> > Your task should rather
> > be to understand the why, who, how, when and the thenceforth of data
> > models, and everything else will follow.
> Ye good gods, no, no, no!
> A more productive task is to understand the who, how, when, and
> thenceforth of what tasks actual people want to accomplish with their
> computers, and the easiest way to build tools to make their jobs
> easier and more joyful
Starting with data modeling is like trying to learn a new spoken language
by focusing on grammar as knowledge of cases, declension, tenses,
subjective, conjugation, etc will be essential to effective communication.
It's neither fun nor effective. Data modeling is extremely useful, but
mistaking drips and drabs of it early on for reality can poison your
thinking. People who learn models first tend to shoehorn anything they see
into the model that was most effectively hammered into their skulls.
The most important question to understand is why because it drives
everything else. Once you know why you've been handed a particular problem,
you can make intelligent decisions about what you're going to do and how.
Jumping straight into the tools has the effect of redefining the problem to
meet the desired solution.
Anne is just cutting her teeth on PHP and wants to get into web
development. While she'll undoubtedly get the chance to create widgets and
utilities, it's highly likely that the vast majority of her work will be
with things that were developed by others.
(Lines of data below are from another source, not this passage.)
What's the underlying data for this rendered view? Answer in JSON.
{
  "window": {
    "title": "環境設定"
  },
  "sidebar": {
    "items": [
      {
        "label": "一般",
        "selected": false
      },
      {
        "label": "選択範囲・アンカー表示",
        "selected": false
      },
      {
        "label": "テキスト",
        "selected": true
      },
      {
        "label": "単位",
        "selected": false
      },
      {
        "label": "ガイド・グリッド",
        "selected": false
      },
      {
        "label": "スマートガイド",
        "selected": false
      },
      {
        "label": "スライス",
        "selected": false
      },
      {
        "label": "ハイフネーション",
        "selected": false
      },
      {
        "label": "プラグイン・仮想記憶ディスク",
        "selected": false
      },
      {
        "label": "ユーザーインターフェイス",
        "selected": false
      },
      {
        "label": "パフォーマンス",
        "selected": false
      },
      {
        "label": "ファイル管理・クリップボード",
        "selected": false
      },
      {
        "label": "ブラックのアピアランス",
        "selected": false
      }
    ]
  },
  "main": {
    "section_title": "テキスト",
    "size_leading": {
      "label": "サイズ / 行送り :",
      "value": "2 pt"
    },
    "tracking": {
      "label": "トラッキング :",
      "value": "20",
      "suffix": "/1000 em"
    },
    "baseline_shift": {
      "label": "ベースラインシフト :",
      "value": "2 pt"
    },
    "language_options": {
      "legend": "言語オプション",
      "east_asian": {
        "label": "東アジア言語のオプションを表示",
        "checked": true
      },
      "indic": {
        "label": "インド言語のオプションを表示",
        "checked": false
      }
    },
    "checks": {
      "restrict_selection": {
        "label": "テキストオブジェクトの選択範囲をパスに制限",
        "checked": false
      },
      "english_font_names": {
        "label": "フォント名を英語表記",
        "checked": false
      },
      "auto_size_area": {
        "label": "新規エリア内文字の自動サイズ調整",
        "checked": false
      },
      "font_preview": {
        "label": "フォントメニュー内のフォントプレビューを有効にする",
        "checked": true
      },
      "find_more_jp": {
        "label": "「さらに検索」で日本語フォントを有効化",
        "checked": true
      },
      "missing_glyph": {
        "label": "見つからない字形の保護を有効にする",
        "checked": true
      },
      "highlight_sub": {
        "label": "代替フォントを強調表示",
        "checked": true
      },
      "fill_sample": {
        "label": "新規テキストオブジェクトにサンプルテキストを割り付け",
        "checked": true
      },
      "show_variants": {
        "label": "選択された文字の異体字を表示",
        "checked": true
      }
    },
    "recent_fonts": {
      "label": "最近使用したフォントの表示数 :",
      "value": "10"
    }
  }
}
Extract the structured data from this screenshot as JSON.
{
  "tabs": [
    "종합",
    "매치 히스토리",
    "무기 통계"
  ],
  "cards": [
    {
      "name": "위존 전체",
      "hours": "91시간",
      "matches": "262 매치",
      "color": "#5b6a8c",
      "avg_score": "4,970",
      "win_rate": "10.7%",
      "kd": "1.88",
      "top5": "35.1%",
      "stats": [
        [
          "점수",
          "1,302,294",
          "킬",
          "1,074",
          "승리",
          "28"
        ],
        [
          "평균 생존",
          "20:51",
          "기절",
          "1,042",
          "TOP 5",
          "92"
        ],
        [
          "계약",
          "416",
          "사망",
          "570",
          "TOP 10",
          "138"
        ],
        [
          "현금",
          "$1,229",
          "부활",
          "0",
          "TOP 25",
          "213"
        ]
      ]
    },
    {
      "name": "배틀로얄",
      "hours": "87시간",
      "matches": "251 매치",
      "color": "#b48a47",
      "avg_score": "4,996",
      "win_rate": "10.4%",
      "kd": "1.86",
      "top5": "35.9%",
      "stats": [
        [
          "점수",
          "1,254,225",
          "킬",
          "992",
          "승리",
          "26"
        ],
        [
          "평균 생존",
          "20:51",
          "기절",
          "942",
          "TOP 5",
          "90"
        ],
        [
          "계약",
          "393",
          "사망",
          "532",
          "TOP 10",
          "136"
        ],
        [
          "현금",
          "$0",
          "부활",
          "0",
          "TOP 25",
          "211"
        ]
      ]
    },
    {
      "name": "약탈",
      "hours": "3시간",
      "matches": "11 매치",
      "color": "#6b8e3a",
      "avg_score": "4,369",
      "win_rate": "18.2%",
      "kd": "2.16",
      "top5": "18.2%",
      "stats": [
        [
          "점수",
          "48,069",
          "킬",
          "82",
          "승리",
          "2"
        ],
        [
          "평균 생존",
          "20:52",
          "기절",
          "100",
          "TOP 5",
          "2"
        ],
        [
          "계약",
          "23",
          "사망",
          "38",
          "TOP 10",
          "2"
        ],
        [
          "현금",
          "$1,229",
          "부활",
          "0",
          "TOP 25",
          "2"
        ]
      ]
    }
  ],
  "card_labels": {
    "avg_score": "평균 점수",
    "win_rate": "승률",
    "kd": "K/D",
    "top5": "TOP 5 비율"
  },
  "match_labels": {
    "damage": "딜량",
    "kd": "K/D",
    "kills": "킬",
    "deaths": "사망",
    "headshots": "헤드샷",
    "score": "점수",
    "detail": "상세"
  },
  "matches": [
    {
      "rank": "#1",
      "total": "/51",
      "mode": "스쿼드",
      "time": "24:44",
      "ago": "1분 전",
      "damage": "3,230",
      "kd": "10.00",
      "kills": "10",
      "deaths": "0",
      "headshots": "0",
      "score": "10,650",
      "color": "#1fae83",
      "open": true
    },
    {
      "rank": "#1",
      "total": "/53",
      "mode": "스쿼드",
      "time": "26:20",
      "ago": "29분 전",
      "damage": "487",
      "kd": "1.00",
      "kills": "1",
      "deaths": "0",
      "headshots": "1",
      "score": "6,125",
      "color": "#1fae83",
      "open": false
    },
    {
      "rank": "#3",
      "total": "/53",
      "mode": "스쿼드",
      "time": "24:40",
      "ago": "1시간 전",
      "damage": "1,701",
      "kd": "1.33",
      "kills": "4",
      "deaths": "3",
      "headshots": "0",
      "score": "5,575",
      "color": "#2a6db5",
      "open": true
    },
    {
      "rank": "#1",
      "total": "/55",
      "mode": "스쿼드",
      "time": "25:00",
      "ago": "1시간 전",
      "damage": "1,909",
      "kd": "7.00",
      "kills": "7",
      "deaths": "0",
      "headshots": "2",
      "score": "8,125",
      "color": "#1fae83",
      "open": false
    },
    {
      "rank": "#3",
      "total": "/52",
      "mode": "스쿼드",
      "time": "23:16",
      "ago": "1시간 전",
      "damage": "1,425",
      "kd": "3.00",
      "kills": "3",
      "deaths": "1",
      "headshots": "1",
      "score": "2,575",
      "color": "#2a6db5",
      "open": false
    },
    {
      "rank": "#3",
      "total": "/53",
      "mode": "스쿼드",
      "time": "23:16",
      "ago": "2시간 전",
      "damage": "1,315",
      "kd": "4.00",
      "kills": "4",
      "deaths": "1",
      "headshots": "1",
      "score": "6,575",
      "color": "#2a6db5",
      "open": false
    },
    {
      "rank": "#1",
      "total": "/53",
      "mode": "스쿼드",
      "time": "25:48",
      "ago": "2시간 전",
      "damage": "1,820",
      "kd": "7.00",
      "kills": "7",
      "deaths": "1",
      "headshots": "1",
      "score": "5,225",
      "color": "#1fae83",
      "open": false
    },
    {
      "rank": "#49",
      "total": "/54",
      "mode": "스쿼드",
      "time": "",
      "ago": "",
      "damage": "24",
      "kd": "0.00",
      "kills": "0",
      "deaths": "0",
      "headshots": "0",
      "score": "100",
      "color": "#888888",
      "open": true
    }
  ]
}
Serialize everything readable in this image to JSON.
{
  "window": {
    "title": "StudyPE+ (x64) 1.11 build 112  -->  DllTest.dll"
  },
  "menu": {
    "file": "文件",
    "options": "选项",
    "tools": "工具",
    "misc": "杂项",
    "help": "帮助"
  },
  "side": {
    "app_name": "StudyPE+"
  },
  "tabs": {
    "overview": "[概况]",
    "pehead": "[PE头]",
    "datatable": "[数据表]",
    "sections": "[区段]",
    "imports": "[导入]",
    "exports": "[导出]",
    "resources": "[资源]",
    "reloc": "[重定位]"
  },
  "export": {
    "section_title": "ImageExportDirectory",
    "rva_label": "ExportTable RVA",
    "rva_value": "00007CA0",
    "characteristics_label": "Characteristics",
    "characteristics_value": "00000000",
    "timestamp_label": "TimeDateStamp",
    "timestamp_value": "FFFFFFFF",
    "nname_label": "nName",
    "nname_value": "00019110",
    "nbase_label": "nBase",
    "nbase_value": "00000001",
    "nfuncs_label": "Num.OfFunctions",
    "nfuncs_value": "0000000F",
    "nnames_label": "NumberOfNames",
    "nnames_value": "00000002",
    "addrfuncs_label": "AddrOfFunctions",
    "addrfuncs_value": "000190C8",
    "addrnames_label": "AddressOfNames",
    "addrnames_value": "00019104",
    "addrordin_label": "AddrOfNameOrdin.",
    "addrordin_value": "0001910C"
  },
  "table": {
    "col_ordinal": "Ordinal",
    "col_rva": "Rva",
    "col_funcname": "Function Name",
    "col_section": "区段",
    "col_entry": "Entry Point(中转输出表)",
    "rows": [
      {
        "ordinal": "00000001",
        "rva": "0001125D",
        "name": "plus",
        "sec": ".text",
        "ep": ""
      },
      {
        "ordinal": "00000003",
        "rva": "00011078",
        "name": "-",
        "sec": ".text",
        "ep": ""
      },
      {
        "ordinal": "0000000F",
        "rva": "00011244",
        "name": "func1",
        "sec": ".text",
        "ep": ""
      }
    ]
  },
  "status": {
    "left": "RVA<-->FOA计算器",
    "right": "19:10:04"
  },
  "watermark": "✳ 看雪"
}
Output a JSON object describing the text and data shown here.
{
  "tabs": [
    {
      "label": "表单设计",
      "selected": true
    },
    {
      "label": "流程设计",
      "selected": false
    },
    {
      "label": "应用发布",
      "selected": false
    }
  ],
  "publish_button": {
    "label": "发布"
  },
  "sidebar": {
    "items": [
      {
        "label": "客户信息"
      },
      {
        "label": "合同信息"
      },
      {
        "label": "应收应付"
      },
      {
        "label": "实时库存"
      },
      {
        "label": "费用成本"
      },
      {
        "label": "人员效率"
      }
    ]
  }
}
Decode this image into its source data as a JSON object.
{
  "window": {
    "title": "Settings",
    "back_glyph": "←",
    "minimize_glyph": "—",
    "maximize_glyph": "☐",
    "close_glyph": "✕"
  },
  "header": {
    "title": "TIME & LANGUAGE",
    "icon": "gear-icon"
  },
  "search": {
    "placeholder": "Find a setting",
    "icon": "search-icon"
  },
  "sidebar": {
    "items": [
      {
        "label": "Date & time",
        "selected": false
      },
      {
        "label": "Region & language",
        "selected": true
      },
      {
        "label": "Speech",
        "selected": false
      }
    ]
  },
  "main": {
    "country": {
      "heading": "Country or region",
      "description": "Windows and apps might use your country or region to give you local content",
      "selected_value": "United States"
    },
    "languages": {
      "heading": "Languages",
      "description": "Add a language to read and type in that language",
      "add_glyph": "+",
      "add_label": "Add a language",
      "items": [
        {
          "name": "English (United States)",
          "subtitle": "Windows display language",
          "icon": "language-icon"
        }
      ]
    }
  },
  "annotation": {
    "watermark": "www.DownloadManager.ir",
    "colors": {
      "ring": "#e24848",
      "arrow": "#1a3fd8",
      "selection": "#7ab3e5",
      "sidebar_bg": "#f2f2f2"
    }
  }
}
This calls for solid general,
analytic, and communication skills.